### Directions
Using the data below, gather each line that includes the word "this".

(Dataset excerpts begins)

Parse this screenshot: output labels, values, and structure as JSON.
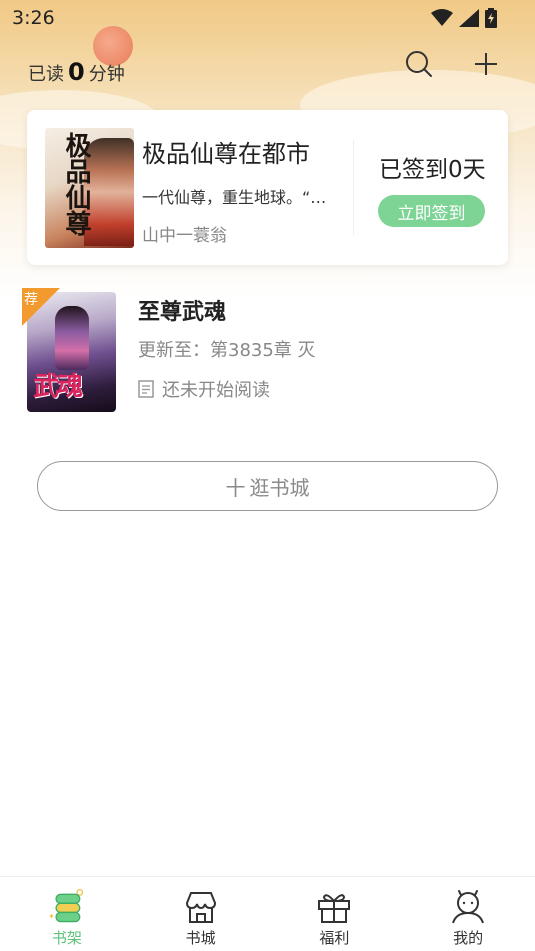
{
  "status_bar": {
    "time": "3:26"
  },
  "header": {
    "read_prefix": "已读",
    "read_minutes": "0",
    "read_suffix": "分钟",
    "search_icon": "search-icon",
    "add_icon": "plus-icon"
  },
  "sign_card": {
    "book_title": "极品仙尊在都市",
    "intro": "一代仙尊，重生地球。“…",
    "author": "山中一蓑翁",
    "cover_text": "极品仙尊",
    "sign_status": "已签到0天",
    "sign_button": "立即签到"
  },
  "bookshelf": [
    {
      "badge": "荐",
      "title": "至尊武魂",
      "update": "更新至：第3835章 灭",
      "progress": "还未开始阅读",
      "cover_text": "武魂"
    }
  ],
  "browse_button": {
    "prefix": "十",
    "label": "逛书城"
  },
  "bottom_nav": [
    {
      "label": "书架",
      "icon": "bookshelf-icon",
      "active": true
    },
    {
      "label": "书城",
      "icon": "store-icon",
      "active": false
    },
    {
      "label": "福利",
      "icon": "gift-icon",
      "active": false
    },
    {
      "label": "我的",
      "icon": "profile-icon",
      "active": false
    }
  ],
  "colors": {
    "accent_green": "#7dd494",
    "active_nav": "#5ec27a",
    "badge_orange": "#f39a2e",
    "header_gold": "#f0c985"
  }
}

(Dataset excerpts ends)
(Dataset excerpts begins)

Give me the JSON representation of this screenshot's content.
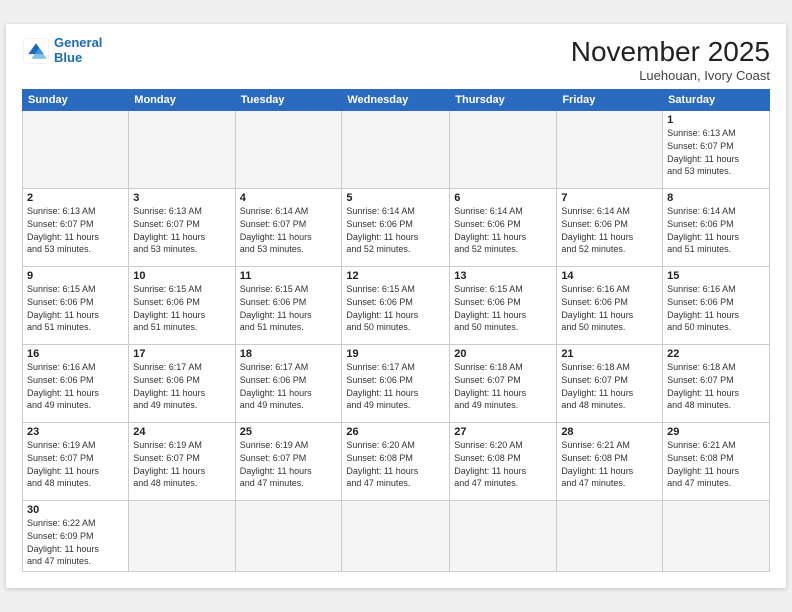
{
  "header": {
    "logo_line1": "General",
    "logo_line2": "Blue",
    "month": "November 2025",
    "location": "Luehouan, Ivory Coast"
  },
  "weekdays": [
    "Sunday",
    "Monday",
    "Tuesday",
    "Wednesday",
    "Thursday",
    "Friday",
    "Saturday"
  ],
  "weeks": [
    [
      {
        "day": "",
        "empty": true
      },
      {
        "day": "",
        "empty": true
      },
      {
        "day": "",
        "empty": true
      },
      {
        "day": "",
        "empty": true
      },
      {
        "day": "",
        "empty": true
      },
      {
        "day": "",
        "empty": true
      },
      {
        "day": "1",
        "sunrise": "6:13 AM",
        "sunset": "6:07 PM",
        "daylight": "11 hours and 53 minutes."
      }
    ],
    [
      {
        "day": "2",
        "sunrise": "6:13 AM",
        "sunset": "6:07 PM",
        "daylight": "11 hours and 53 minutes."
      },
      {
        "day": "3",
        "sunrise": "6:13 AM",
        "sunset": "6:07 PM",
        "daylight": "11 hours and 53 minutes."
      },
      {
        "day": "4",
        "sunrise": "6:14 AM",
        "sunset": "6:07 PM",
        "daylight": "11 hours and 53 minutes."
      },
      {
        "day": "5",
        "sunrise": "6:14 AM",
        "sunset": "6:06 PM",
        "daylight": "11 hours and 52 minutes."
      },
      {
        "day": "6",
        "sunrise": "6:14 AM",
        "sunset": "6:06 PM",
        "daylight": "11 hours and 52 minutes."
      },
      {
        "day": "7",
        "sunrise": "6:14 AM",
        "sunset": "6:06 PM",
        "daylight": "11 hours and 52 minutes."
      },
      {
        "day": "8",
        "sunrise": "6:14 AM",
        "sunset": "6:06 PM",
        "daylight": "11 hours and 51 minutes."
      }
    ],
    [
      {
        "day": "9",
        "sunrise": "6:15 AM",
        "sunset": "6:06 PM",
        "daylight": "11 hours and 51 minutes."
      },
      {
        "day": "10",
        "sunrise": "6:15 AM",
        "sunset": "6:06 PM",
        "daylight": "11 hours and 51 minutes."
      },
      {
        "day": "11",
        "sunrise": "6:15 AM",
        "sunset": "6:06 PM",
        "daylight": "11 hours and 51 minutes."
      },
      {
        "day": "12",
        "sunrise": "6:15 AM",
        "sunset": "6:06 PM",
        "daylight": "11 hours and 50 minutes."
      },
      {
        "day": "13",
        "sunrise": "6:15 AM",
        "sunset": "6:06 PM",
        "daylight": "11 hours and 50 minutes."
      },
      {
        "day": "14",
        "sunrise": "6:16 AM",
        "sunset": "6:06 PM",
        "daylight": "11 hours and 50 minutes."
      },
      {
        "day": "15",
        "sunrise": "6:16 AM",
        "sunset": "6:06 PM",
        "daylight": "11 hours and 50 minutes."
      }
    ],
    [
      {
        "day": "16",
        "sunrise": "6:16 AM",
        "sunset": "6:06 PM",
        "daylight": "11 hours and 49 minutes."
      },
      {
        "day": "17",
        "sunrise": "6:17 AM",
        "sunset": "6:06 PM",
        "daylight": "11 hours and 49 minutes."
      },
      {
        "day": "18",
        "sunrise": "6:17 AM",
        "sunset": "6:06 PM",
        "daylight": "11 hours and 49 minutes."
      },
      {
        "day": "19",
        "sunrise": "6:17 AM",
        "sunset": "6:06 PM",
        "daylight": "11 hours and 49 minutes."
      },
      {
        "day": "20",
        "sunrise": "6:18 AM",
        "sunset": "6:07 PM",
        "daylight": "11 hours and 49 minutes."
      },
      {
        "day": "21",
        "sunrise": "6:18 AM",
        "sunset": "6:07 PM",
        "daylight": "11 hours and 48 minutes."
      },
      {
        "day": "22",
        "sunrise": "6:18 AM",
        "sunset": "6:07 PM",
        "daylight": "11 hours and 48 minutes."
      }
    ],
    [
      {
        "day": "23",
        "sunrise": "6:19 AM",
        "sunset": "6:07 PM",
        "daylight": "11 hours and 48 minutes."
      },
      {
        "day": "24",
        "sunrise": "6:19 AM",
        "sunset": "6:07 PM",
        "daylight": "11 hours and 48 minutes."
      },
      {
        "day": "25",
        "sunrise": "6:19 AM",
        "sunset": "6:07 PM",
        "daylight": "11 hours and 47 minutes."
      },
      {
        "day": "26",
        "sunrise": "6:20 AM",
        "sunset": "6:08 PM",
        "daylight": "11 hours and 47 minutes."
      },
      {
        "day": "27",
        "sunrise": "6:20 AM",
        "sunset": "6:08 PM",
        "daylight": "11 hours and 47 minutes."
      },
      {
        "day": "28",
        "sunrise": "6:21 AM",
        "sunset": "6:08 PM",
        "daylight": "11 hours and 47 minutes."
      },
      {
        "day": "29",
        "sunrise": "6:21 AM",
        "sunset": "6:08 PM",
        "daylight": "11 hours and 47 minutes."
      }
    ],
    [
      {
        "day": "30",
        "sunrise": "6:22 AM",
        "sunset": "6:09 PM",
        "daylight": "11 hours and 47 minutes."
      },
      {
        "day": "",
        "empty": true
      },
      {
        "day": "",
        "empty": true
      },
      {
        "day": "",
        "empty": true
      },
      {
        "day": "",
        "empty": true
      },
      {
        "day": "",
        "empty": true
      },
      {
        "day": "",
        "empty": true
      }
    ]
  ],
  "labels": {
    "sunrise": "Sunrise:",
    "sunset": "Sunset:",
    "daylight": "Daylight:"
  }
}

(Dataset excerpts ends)
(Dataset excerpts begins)

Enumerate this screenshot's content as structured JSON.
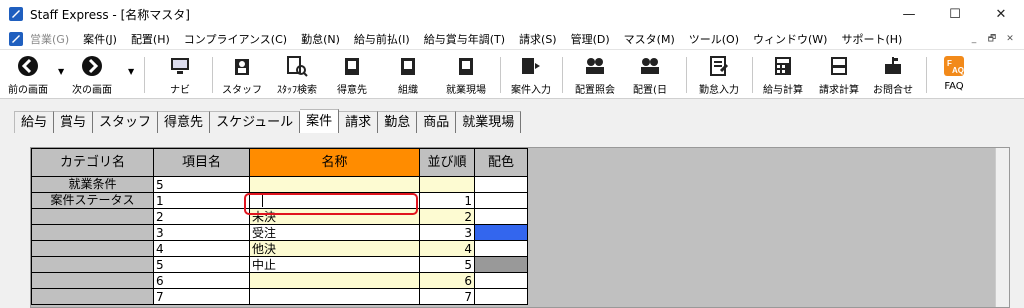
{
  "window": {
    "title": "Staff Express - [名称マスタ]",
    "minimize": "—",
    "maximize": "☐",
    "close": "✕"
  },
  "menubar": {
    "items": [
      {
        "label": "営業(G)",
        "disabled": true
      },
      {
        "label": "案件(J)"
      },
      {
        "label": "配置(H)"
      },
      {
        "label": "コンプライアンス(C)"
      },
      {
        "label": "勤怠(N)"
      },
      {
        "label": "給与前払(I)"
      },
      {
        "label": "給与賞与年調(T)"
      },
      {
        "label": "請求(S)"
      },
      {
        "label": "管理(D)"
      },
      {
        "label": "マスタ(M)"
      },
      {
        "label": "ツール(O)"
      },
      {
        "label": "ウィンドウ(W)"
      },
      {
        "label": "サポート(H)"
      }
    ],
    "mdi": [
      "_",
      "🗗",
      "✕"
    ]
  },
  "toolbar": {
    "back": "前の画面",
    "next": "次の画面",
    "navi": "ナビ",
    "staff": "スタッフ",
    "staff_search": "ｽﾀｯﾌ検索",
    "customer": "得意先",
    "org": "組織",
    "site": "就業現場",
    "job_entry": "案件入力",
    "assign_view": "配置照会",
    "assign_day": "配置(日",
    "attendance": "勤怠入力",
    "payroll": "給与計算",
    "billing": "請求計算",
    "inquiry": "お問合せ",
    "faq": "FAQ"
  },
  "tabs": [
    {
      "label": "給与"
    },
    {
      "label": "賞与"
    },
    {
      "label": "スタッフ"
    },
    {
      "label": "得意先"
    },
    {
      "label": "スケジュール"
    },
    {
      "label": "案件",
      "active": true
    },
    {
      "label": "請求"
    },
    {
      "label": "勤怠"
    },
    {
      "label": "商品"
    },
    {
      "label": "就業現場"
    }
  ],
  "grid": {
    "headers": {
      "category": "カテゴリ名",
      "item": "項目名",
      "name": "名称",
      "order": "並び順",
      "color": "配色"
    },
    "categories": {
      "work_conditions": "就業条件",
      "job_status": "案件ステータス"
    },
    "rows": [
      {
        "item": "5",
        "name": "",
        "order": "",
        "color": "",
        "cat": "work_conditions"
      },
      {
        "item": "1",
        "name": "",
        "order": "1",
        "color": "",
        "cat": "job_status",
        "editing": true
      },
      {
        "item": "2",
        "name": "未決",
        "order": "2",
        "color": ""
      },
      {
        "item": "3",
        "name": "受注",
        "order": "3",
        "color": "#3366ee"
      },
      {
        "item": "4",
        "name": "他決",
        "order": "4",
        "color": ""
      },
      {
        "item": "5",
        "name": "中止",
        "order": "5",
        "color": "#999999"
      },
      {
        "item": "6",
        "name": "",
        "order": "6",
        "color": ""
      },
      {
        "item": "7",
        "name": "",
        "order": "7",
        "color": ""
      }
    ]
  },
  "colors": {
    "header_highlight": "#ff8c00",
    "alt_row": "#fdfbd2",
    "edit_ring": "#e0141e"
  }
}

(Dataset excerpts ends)

### Written solution
Parse this screenshot: output labels, values, and structure as JSON.
Give me the JSON representation of this screenshot's content.
Enumerate this screenshot's content as structured JSON.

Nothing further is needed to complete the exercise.